Evanoff: In the past I have created entire scores for the Plan-B Radio Hours: solid music from beginning to end of the radio drama. This year Eric was very specific with his musical needs. No complete score. He only wanted a few moments of music, specifically a film noir/Christmas sound to transition the major scenes, and a theme song for the children’s TV show that is at the core of this radio play. My process will be to ad lib some crazy saxophone sounding music on the scene changes with my iPhone. The theme song I have actually written, its something that could be on a terrible kids show and it will be played live by me on a couple of keyboards.
UTBA: What type of music can we expect from your upcoming production. I know it’s holiday themed, so does that mean it will be more traditional?
Evanoff: The above answer pretty much covers it. The Christmas feel will be there, but very skewed toward a funny film noir style.
UTBA: How is working sound for a radio play different than other pieces? Are there special requirements or needs that you have to fulfill?
Evanoff: As the radio play is live, the music must be as well. It can change from night to night. Some times musical cues can be longer or shorter depending on how the actors attack a scene.
UTBA: As I understand it, you also have a man running foley for the production. Do you assist in that aspect in any way?
Evanoff: This year I will aid the Foley artist in that I’ll be playing some of the sound effect from my keyboards. Footsteps, and other sounds will come from me.
UTBA: What’s your favorite part of working on these radio pieces?
Evanoff: The collaboration with the playwright, the Plan-B team and the actors.
UTBA: Since you a play live, have you had any mishaps or surprises during a performance in the past?

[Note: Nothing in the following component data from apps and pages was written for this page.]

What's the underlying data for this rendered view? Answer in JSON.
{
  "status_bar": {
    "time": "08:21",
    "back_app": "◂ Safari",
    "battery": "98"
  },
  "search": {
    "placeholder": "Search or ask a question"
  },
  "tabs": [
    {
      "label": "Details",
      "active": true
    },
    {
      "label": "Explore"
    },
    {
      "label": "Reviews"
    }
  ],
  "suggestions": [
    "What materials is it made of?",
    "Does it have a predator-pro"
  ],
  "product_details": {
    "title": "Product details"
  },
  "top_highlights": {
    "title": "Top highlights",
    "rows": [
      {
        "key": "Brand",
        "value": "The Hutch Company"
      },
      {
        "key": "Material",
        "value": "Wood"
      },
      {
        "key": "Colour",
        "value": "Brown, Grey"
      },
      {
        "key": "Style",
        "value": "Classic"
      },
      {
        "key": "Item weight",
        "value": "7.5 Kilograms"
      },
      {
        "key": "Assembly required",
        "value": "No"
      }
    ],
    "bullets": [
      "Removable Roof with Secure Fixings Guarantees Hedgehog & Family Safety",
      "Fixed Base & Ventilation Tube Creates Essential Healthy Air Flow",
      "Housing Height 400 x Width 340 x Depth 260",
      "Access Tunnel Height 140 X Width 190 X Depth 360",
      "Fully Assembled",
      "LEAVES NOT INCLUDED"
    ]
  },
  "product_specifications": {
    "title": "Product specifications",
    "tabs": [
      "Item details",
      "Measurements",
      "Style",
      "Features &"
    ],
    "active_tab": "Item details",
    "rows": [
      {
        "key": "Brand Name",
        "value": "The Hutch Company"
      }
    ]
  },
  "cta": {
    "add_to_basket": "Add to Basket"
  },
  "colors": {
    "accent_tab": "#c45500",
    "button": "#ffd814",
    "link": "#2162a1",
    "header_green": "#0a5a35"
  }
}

Evanoff: No mishaps, but once during Radio Hour Frankenstein we finished very early. I had to ad-lib several minuets of live “scary” music to fill the end of the radio show. That was fun as I had never planned to play solo for that length of time. I had a good 2-minute solo on live radio!
Readers who haven’t heard or seen a radio drama should know that these performances are unique and should not be missed. These pieces are a completely different experience from most entertainment offerings in Utah, and are a great way to understand how important sound is in understanding every aspect of modern.